Days 39 to 41 – Chicago
I travel through picture perfect Wisconsin countryside – rolling hills dotted with small farms and ranches. Horses and cows grazing by the road stop to watch me pass. Its early morning and the mist rising from the fields adds layers of haze and depth, separating the hills, coloring them pale yellow from the rising sun. [...]
I travel through picture perfect Wisconsin countryside – rolling hills dotted with small farms and ranches. Horses and cows grazing by the road stop to watch me pass. Its early morning and the mist rising from the fields adds layers of haze and depth, separating the hills, coloring them pale yellow from the rising sun.
I stop for coffee in Beloit, a small industrial city on the Wisconsin/Illinois border. There is a street fair and I search in vain for some healthy, delicious baked goods (curse you Pondsford!).
As I near Chicago the enormity of the megalopolis impresses me. A full hour away and I feel like I’ve already arrived. The north west suburbs extend almost to the state line. The traffic becomes dense and I encounter several toll gates. It’s costs about $10 just to get close to the city. Like Milwaukee, they are in the middle of a drought/heat wave of legendary proportions. As I crawl through broken city streets the temperature gauge on the bike registers over 100. I am getting closer to the proverbial straw that broke the camel’s back and feel that my days around big cities are numbered. I take side streets and find the neighborhoods quite nice. Modest, tidy brick homes with lots of big,mature trees line quiet streets. I arrive and breathe a sign of relief.
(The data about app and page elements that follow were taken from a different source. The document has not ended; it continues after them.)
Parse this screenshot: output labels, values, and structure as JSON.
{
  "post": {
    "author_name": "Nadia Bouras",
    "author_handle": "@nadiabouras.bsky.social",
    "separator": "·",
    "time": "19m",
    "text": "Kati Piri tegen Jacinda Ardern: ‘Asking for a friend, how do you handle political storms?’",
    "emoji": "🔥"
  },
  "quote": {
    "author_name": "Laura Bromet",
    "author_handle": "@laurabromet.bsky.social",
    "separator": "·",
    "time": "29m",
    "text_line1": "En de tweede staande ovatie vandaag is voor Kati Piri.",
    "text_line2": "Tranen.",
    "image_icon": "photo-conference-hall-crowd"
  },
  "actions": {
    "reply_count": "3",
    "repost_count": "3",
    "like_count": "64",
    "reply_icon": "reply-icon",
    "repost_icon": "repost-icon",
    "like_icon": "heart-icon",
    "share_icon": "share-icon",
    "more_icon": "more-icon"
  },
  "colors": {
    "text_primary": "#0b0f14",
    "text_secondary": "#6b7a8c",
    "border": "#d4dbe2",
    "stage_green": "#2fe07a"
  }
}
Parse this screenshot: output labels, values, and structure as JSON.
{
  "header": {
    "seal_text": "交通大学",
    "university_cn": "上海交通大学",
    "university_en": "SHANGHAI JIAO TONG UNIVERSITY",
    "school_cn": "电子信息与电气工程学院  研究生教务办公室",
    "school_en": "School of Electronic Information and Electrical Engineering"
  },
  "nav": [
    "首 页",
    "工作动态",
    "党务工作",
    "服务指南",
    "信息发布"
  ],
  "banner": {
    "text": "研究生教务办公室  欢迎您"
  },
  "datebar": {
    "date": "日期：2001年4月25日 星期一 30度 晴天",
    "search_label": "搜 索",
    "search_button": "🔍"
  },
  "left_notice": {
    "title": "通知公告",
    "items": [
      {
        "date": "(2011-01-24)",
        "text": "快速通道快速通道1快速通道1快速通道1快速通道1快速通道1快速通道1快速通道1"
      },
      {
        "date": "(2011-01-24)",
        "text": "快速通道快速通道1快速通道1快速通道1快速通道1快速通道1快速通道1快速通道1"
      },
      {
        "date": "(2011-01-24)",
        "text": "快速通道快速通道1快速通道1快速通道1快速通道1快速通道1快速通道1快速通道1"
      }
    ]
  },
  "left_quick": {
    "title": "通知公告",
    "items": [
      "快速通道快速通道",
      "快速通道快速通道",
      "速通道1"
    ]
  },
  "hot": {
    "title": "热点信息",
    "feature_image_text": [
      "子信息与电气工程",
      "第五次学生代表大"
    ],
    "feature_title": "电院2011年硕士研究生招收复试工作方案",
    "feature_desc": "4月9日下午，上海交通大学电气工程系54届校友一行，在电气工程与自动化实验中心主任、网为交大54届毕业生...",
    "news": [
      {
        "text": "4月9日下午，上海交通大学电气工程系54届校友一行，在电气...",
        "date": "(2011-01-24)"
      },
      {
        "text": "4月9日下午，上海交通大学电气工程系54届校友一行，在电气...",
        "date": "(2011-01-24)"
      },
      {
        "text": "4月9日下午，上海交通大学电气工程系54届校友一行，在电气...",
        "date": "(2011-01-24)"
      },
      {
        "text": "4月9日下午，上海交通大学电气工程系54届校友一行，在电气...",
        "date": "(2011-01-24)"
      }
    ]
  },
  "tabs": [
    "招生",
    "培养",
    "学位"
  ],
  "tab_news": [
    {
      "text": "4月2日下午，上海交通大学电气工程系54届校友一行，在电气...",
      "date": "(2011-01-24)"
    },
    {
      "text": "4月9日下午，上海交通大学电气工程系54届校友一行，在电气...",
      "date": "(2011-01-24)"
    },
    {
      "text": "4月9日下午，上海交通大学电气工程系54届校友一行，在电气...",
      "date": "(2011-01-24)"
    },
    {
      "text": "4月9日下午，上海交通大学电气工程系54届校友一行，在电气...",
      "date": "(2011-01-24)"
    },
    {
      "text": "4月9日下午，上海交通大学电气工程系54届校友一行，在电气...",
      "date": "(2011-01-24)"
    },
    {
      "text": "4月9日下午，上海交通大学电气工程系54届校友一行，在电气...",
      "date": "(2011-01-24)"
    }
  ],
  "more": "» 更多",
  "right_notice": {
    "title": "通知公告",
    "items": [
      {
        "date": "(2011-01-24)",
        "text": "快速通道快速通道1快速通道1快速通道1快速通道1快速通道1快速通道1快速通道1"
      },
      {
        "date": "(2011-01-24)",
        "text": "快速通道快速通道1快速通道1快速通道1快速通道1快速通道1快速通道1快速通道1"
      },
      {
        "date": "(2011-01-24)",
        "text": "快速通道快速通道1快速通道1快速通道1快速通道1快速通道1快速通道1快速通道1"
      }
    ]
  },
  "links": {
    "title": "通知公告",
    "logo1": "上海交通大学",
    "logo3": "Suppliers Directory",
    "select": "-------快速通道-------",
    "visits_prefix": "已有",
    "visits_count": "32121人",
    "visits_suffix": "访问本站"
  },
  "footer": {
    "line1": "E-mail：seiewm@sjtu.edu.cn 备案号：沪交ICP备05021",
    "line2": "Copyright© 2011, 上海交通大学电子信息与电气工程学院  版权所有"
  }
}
I am visiting my friend Julie. We were good friends in the early nineties. We both worked at the Cantina in Mill Valley. This is the first time we’ve seen each other for almost 15 years, but it’s like it was yesterday. Good friends are like that. We are invited to a BBQ and are blown away with the pile of ribs that await us. The chef has spent all day cooking two dozen full racks of beef ribs on a grill the size of a kiddie pool. They are amazing. I soak up the Oak Park neighborhood, enjoying the company. Julie’s mom Laura is there. She’s always felt more like a peer than a friend’s parent, super nice and very young at heart.
Julie’s cousin Rachel is visiting too and we finish the night joined by two of her friends and some good tequila.
The next day I get a tour of some stunning Oak Park homes, including the home and studio that Frank Lloyd Wright designed in the late 19th century. I end the day with a great home cooked meal ( so welcome on my trip filled with motels and restaurants) and some fun with art supplies in Julie’s studio.
Monday I get a tour of downtown and the Art Institute. Julie is a native Chicagoan and a member of the Art Institute and makes a fabulous tour guide. Despite record temperatures we have a good time seeing one of the worlds great cities and a lot of fine art.